**Aim of the exercise**
Whenever a line in the data holds the string "JSON", copy that line.

◇ ◇ ◇ ◇

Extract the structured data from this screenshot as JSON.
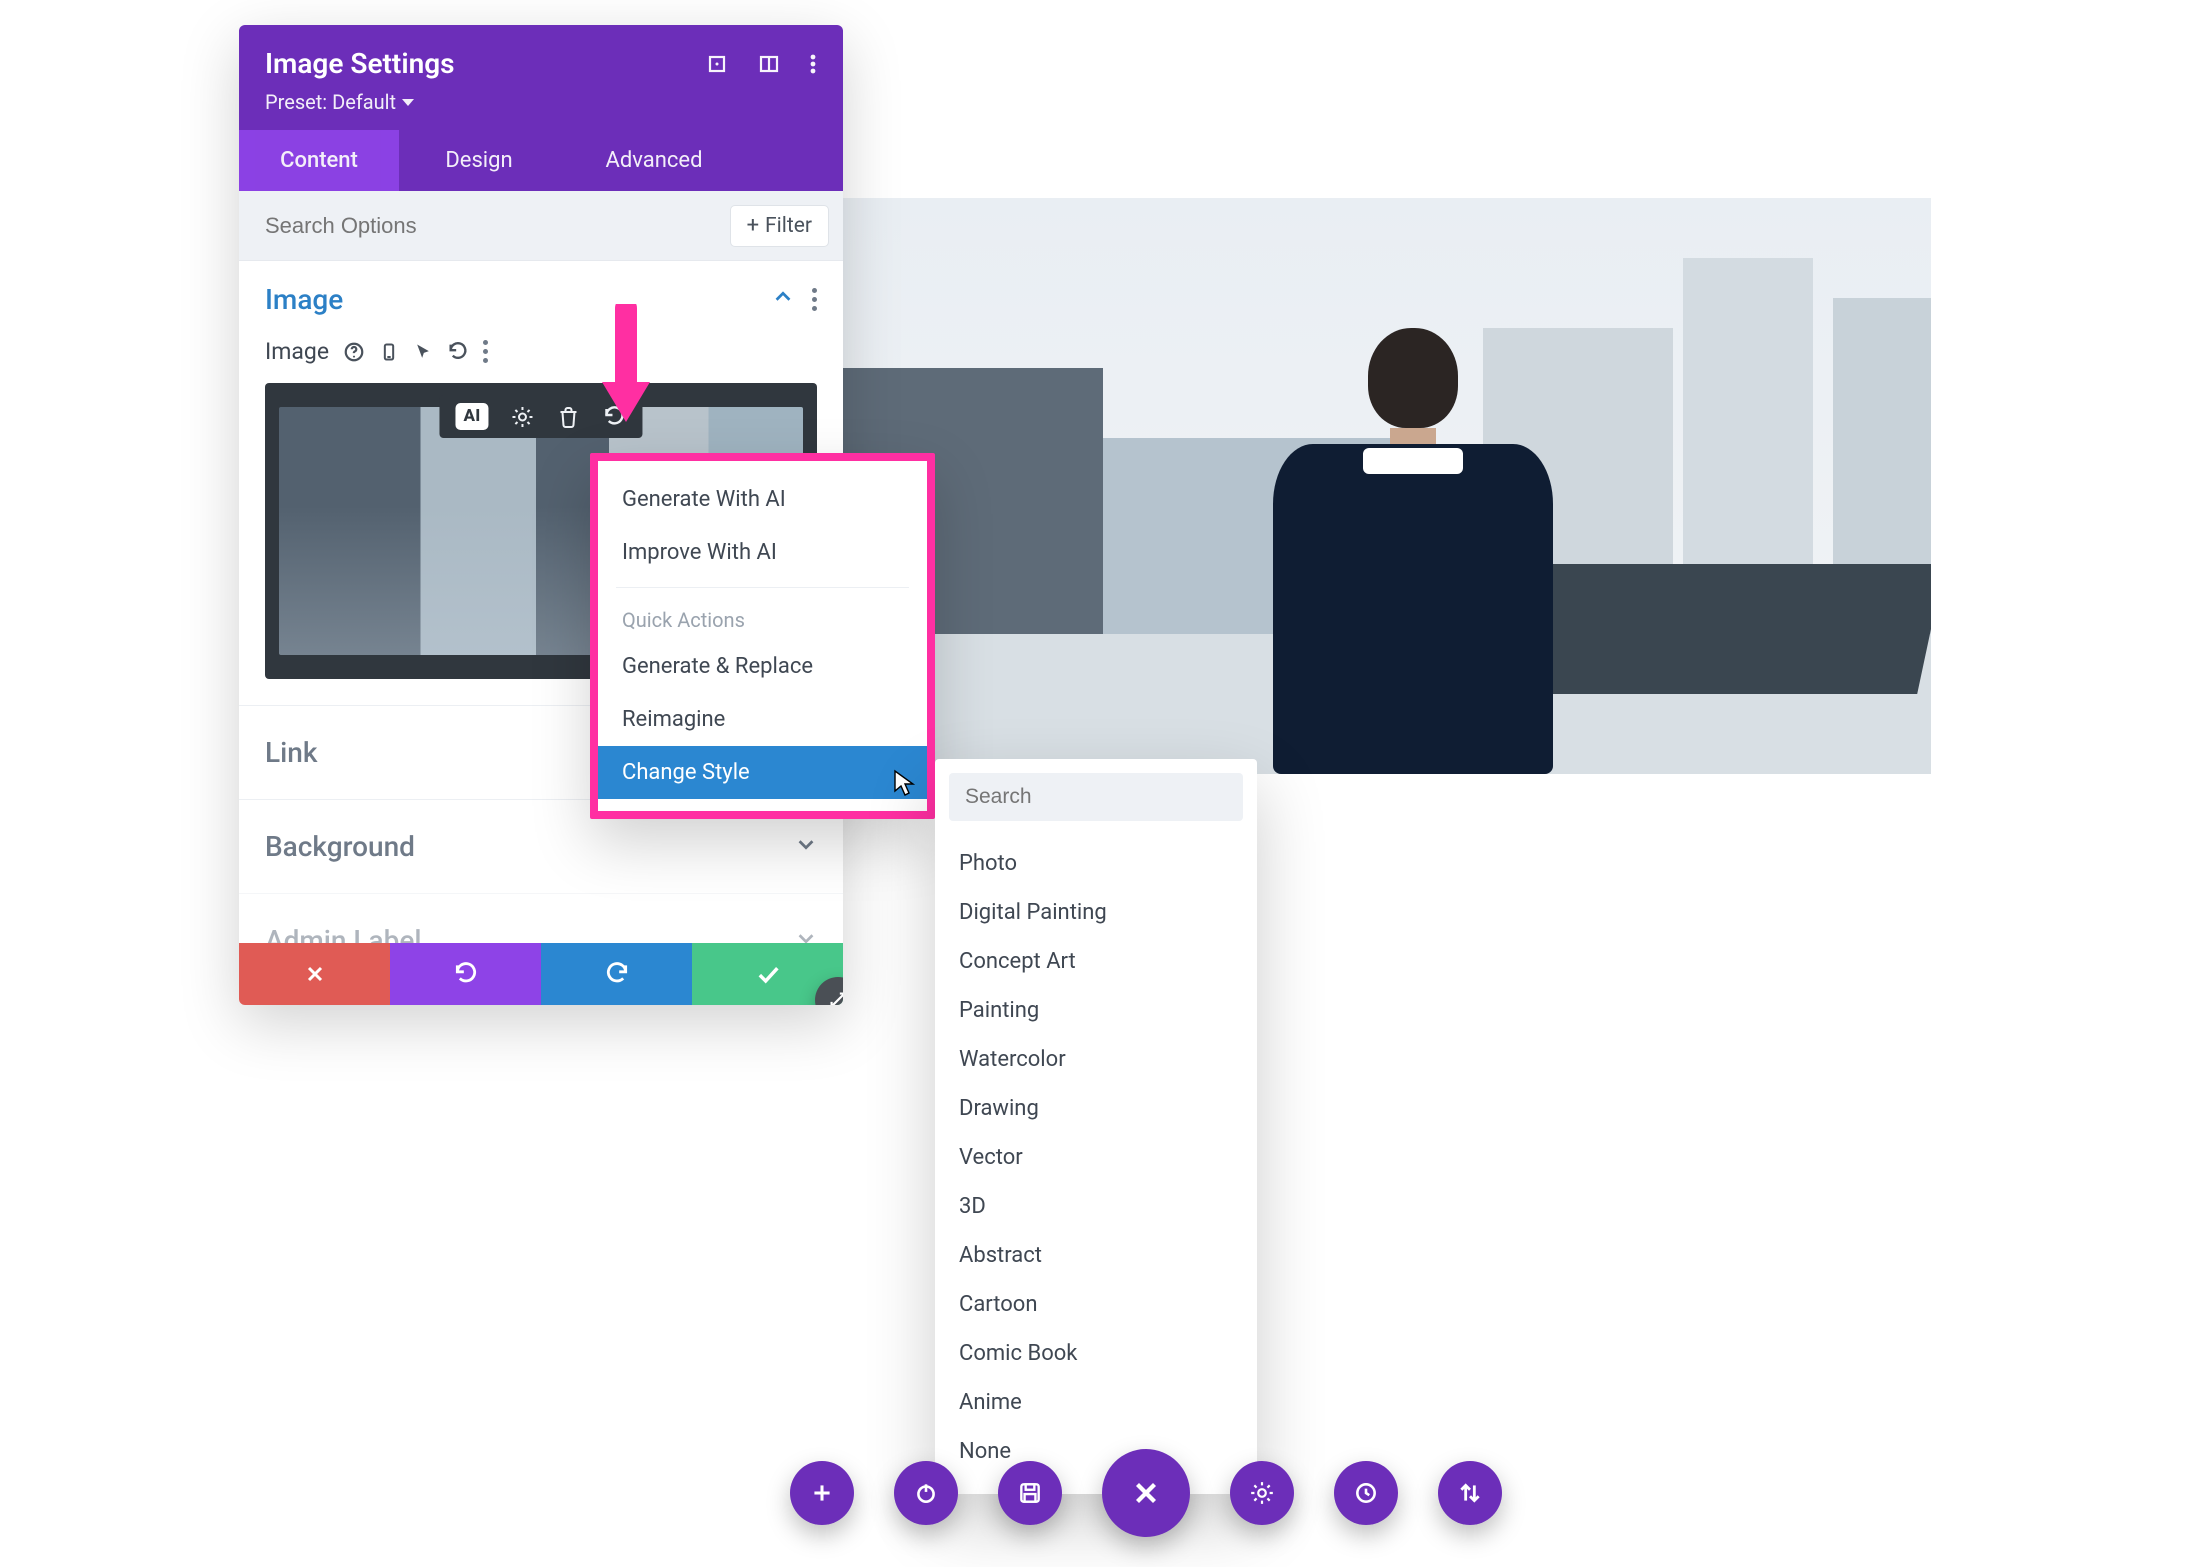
{
  "panel": {
    "title": "Image Settings",
    "preset_label": "Preset: Default",
    "tabs": {
      "content": "Content",
      "design": "Design",
      "advanced": "Advanced"
    },
    "search_placeholder": "Search Options",
    "filter_label": "Filter",
    "image_section_title": "Image",
    "image_field_label": "Image",
    "link_section_title": "Link",
    "background_section_title": "Background",
    "admin_section_title": "Admin Label"
  },
  "image_toolbar": {
    "ai_label": "AI"
  },
  "ai_menu": {
    "items_top": {
      "generate": "Generate With AI",
      "improve": "Improve With AI"
    },
    "heading": "Quick Actions",
    "items_quick": {
      "gen_replace": "Generate & Replace",
      "reimagine": "Reimagine",
      "change_style": "Change Style"
    }
  },
  "style_search_placeholder": "Search",
  "styles": {
    "photo": "Photo",
    "digital_painting": "Digital Painting",
    "concept_art": "Concept Art",
    "painting": "Painting",
    "watercolor": "Watercolor",
    "drawing": "Drawing",
    "vector": "Vector",
    "three_d": "3D",
    "abstract": "Abstract",
    "cartoon": "Cartoon",
    "comic_book": "Comic Book",
    "anime": "Anime",
    "none": "None"
  }
}
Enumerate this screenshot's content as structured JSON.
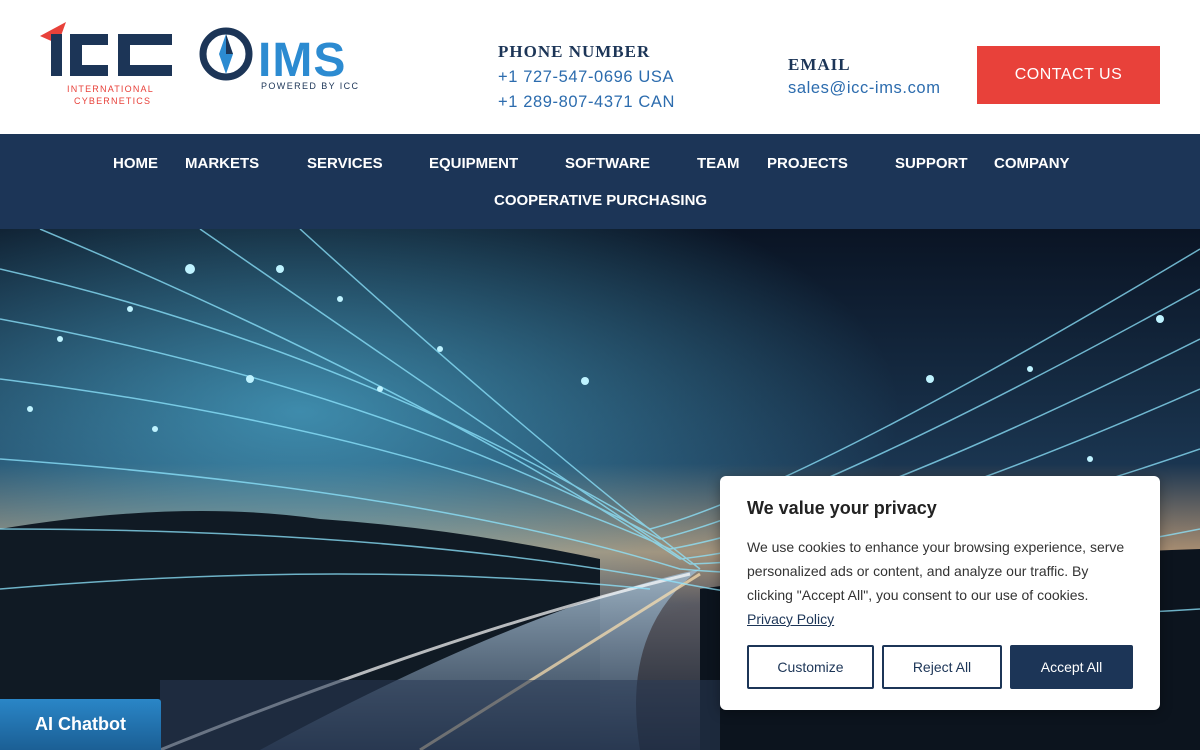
{
  "header": {
    "icc_logo": {
      "brand": "ICC",
      "tagline_1": "INTERNATIONAL",
      "tagline_2": "CYBERNETICS"
    },
    "ims_logo": {
      "brand": "IMS",
      "tagline": "POWERED BY ICC"
    },
    "phone": {
      "heading": "PHONE NUMBER",
      "line_1": "+1 727-547-0696 USA",
      "line_2": "+1 289-807-4371 CAN"
    },
    "email": {
      "heading": "EMAIL",
      "address": "sales@icc-ims.com"
    },
    "contact_button": "CONTACT US"
  },
  "nav": {
    "items": [
      "HOME",
      "MARKETS",
      "SERVICES",
      "EQUIPMENT",
      "SOFTWARE",
      "TEAM",
      "PROJECTS",
      "SUPPORT",
      "COMPANY",
      "COOPERATIVE PURCHASING"
    ]
  },
  "cookie_banner": {
    "title": "We value your privacy",
    "body": "We use cookies to enhance your browsing experience, serve personalized ads or content, and analyze our traffic. By clicking \"Accept All\", you consent to our use of cookies.",
    "policy_link": "Privacy Policy",
    "customize_label": "Customize",
    "reject_label": "Reject All",
    "accept_label": "Accept All"
  },
  "chatbot": {
    "label": "AI Chatbot"
  },
  "icons": [
    "icc-logo-icon",
    "ims-logo-icon"
  ],
  "colors": {
    "navy": "#1c3557",
    "accent_red": "#e8413a",
    "link_blue": "#2c6cae",
    "chat_blue": "#2a86c7"
  }
}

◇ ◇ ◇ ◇

**Completed exercise**
Extract the structured data from this screenshot as JSON.
Enumerate this screenshot's content as structured JSON.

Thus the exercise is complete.